**Exercise**
Lift out all lines below that contain "data".

**Source records**
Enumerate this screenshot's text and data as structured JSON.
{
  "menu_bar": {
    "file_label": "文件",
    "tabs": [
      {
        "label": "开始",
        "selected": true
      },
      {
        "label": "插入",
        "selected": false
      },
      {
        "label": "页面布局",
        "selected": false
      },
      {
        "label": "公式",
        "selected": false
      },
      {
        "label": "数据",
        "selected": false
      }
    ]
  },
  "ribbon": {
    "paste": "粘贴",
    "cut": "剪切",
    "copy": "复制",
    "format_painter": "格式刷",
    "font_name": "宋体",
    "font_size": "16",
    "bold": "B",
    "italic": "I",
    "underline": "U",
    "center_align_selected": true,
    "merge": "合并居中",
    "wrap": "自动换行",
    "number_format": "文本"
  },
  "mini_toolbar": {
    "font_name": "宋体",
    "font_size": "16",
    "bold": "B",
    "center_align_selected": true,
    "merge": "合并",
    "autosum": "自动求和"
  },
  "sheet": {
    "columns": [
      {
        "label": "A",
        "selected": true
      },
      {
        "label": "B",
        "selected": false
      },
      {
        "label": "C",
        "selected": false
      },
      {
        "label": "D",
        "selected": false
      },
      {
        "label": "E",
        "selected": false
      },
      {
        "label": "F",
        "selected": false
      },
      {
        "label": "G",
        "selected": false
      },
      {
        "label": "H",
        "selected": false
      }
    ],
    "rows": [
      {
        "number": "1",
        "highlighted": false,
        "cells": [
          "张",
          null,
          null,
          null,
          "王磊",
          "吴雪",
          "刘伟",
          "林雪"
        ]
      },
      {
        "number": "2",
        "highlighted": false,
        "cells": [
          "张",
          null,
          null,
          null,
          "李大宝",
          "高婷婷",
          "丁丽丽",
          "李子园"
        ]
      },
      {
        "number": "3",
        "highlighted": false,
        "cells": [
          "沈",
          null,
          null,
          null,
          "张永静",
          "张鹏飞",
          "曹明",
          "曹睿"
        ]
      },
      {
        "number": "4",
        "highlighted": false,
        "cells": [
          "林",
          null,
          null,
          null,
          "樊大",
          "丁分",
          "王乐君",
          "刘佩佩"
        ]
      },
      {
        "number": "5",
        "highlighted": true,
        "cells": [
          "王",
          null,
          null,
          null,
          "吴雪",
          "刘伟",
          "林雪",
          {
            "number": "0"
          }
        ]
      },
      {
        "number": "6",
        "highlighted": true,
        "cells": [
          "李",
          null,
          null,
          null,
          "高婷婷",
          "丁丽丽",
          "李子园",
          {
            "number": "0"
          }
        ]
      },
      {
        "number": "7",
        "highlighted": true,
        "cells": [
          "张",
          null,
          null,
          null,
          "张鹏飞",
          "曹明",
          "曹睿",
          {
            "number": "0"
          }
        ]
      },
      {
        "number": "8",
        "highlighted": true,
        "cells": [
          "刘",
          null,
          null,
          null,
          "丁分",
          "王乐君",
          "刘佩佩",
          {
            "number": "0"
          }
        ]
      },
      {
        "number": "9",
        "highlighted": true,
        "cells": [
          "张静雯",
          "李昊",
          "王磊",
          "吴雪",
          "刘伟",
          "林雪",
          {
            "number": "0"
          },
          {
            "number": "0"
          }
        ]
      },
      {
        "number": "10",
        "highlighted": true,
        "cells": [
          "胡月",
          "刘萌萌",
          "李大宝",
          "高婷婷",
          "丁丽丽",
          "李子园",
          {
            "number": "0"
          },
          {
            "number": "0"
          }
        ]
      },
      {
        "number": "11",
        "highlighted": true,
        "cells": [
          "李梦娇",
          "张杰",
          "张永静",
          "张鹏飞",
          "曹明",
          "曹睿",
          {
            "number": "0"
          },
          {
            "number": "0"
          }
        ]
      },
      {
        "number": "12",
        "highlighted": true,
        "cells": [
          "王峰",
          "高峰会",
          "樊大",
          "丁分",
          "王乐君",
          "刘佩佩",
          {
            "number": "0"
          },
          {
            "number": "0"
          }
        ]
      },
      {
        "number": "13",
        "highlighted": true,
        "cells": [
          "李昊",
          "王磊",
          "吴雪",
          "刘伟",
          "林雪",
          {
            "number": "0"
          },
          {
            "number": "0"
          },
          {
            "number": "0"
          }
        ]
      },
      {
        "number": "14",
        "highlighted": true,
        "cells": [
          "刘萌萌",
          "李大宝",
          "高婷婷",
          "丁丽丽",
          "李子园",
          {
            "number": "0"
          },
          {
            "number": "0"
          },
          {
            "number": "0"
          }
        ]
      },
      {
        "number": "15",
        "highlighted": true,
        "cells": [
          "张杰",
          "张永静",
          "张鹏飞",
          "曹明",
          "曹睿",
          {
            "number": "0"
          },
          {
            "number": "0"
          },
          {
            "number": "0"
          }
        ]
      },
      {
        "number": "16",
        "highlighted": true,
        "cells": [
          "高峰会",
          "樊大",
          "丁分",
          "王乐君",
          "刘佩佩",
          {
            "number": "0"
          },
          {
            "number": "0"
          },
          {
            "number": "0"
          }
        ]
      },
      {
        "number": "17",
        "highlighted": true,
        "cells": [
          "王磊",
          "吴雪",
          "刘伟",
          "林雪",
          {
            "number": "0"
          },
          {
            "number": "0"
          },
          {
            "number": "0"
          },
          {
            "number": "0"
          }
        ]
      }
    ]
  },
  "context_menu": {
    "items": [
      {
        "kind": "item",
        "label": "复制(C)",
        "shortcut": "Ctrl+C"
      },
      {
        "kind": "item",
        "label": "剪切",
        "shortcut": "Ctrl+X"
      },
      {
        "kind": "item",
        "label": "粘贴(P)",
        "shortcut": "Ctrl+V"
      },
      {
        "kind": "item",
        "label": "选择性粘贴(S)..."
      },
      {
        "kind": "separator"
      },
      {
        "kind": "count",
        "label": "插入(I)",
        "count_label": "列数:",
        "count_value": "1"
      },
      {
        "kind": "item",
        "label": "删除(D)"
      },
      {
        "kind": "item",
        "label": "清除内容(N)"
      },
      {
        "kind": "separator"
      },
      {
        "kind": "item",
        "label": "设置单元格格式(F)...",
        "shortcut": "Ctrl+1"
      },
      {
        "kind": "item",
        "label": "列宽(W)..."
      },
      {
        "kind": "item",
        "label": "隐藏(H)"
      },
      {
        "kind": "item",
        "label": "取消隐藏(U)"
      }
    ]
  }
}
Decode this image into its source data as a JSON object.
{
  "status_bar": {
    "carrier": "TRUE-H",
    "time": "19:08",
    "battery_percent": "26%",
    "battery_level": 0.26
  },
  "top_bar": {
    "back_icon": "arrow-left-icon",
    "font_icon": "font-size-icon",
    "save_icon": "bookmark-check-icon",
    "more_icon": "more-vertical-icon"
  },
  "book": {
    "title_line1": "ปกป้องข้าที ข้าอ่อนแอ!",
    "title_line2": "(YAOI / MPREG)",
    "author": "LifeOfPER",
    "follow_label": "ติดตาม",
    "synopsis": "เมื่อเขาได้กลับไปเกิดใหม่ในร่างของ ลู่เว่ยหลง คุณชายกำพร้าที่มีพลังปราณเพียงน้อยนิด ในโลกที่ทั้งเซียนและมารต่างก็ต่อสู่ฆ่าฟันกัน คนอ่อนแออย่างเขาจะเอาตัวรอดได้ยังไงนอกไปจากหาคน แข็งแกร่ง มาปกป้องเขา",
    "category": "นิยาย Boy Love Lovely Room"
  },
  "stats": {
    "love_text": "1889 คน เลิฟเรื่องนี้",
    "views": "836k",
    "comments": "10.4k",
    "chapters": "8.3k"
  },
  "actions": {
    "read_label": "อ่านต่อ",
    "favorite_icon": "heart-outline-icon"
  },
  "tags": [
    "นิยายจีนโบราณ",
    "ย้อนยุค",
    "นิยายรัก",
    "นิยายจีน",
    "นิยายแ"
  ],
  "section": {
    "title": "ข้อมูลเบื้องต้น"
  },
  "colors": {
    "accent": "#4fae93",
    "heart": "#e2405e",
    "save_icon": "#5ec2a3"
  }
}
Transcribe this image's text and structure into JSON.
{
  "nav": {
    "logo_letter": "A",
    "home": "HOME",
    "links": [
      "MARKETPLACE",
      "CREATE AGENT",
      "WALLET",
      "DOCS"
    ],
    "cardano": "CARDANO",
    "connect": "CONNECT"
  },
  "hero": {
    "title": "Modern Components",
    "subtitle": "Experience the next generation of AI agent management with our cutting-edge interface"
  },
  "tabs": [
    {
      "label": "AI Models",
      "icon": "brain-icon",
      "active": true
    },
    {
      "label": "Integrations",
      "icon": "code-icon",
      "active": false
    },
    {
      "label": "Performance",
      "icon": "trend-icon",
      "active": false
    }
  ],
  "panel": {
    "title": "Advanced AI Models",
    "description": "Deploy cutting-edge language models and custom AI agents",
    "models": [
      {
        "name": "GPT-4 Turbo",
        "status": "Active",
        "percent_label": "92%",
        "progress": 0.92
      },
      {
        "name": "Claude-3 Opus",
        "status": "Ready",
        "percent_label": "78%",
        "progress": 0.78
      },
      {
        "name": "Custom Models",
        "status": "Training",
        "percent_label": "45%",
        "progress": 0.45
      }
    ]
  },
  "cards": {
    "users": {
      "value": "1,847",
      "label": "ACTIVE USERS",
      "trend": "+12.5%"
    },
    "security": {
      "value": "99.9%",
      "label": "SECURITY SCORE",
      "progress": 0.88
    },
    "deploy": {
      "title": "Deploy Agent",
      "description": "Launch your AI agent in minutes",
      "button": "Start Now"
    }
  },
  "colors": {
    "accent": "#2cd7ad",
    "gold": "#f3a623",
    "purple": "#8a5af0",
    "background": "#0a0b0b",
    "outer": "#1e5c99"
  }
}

**Your response**
Enumerate this screenshot's text and data as structured JSON.
Decode this image into its source data as a JSON object.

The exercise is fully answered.